SINGAPORE - A day after saying that the MRT will be the primary mode of transport during the Dec 3-9 Asean Para Games (APG), organisers have clarified that public trains are just one option for athletes to take at the event.
At a hastily-arranged press briefing on Thursday (Oct 8), Singapore Asean Para Games Organising Committee (Sapgoc) chairman Lim Teck Yin said shuttle buses will be provided for athletes, while there will also be shuttle services for movement within the Kallang cluster.
"I won't be disappointed if the athletes don't take the train in the end," he said. "It's their choice and we must respect it."
He also said that Team Singapore athletes had not been briefed on the transport plan, as an announcement was planned at a joint training camp next month.
The Straits Times broke the news on Thursday that athletes and officials will use the MRT to shuttle between the Games Village at Marina Bay Sands and the Singapore Sports Hub in Kallang, where eight of the 15 sports on offer will be played.

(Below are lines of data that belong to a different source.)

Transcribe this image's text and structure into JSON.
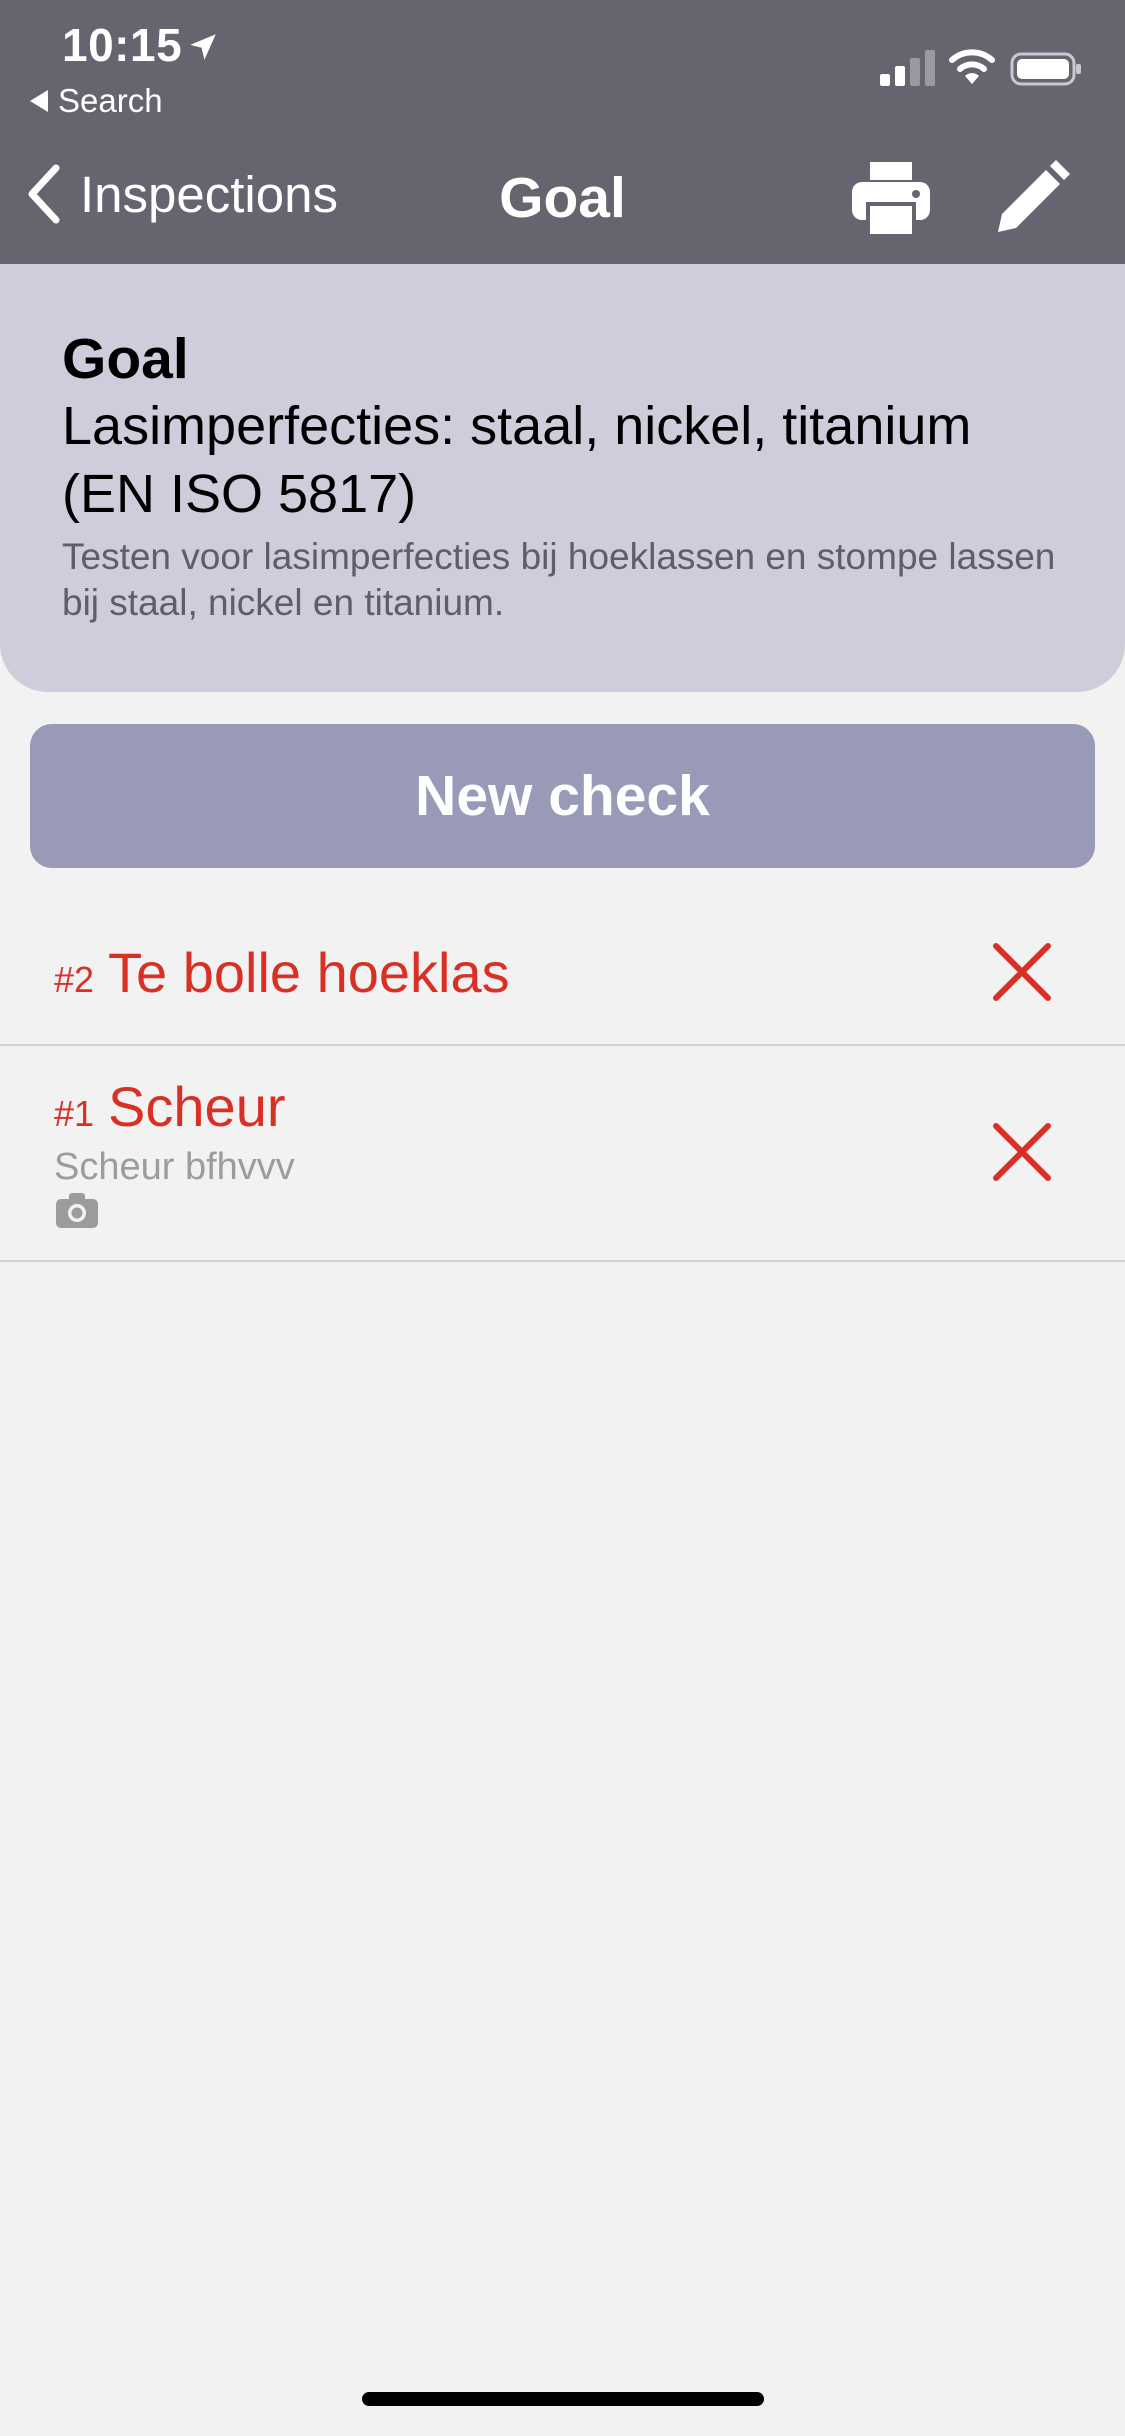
{
  "status_bar": {
    "time": "10:15",
    "back_app": "Search"
  },
  "nav": {
    "back_label": "Inspections",
    "title": "Goal"
  },
  "goal": {
    "label": "Goal",
    "title": "Lasimperfecties: staal, nickel, titanium (EN ISO 5817)",
    "description": "Testen voor lasimperfecties bij hoeklassen en stompe lassen bij staal, nickel en titanium."
  },
  "new_check_label": "New check",
  "checks": [
    {
      "number": "#2",
      "title": "Te bolle hoeklas",
      "subtitle": "",
      "has_photo": false
    },
    {
      "number": "#1",
      "title": "Scheur",
      "subtitle": "Scheur bfhvvv",
      "has_photo": true
    }
  ],
  "colors": {
    "header": "#65646f",
    "card": "#cfcddb",
    "button": "#999ab7",
    "fail": "#d93025",
    "background": "#f2f2f2"
  },
  "icons": [
    "location-arrow-icon",
    "signal-icon",
    "wifi-icon",
    "battery-icon",
    "chevron-left-icon",
    "printer-icon",
    "pencil-icon",
    "close-icon",
    "camera-icon"
  ]
}
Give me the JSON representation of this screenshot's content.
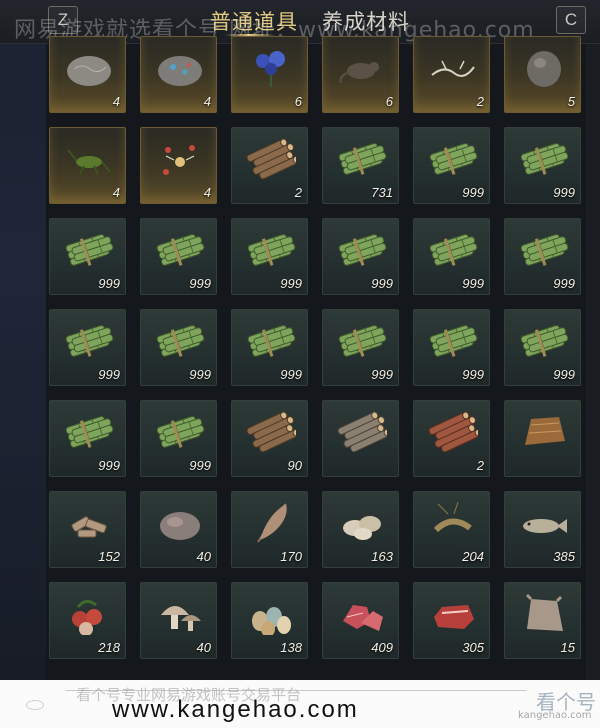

Mr Lim had told ST on Wednesday that the trains will be the "primary mode of transport for athletes and officials".
ST digital news editor Ernest Luis spoke with sports correspondent Sanjay Nair - who has covered the stories thus far - in an episode of a new series called Why It Matters.
All 3,000 athletes and officials from 11 countries will be housed at MBS. The hotel is linked to the Circle Line's Bayfront station, three stops away from the Stadium station.
Mr Lim, who is also chief executive officer of Sport Singapore, sought to dispel any notion that para athletes are treated unfairly vis-a-vis the able-bodied athletes who featured at the SEA Games in June.
He said: "I hope the public understands that we are not treating para athletes as second-class citizens.
"If anything, you will see from the facts that we are actually doing more as far as transport operations are concerned," he added.
In a meeting with Singapore Disability Sports Council (SDSC) officials last week, team managers were told that public trains would be the primary mode of transport for the biennial meet, which Singapore is hosting for the first time.
Mr Lim said the SDSC did not inform him about the briefing, which he added was "their own prerogative".
Full statement from Singapore Asean Para Games Organising Committee chairman Lim Teck Yin to The Straits Times on Wednesday
Unlike the SEA Games, all athletes and officials for the 8th ASEAN Para Games are housed in one location – the Games Village at the Marina Bay Sands. The Games Village and the Sports Hub are very well connected by the Circle Line (MRT) with only two stops between them, which means participants can travel faster than the shuttle buses. Beyond the easy accessibility, the organising committee wants to enable a spirit of inclusiveness where general commuters and the persons with disabilities will be part of one society sharing the common space. This was part of the overall concept of the Games from the start. The community with disabilities were consulted and they, as well as the ASEAN Para Sports Federation (APSF) and the Singapore Disability Sports Council (SDSC) welcomed the idea.
We have made the Circle Line (MRT) between Bayfront and Stadium stations as the primary mode of transport for the athletes and officials as it allows athletes and officials a seamless journey to and from the Sports Hub. For those who are unable to take the Circle Line (MRT), we will provide adequate buses to bring them to the Sports Hub. Designated buses will also be provided for all other competition venues.
We also provide athletes CEPAS cards with stored value. For athletes who take the Circle Line (MRT), there will be chaperones accompanying athletes right up to their competition venue. The organising committee will be working closely with all partners to create a safe and enjoyable journey for the athletes, officials and the other commuters.
We also hope that these commuters will take this opportunity to meet and cheer our athletes, and encourage them to give their best for Singapore.
The unconventional transport arrangement sparked criticism online, with many worried that athletes with disabilities will be jostling for spots on the train with other commuters, especially during rush hour.
Speaking during a visit to the Singapore Land Authority earlier on Thursday, Culture, Community and Youth Minister Grace Fu said that the welfare of athletes and officials is the "top concern", while noting that the important message of the APG is "inclusiveness, how do we bring the Games, and how do we bring the athletes to the bigger community".
Ms Fu added: "I think having the athletes incorporated in our public transport system, having our volunteers help them in getting to the venues, actually would show the spirit of the Games to its fullest.
"I'd like to work with the associations better and also have a discussion with the athletes."
Jalan Besar GRC MP and president of the Autism Resource Centre Denise Phua said: "We should be proud of our athletes with special needs and they should be seen and heard in public. Hence, the idea to have them travel in public where appropriate.
"However, we need to be athlete-centred as well and if they choose or need specially arranged transport, they can exercise the choice to do so.
"After putting in so much investments in the Asean Para Games, and led by a minister (no less), it is unlikely that the organisers would make decisions that are not inclusive or inconsiderate of the needs of the special athletes."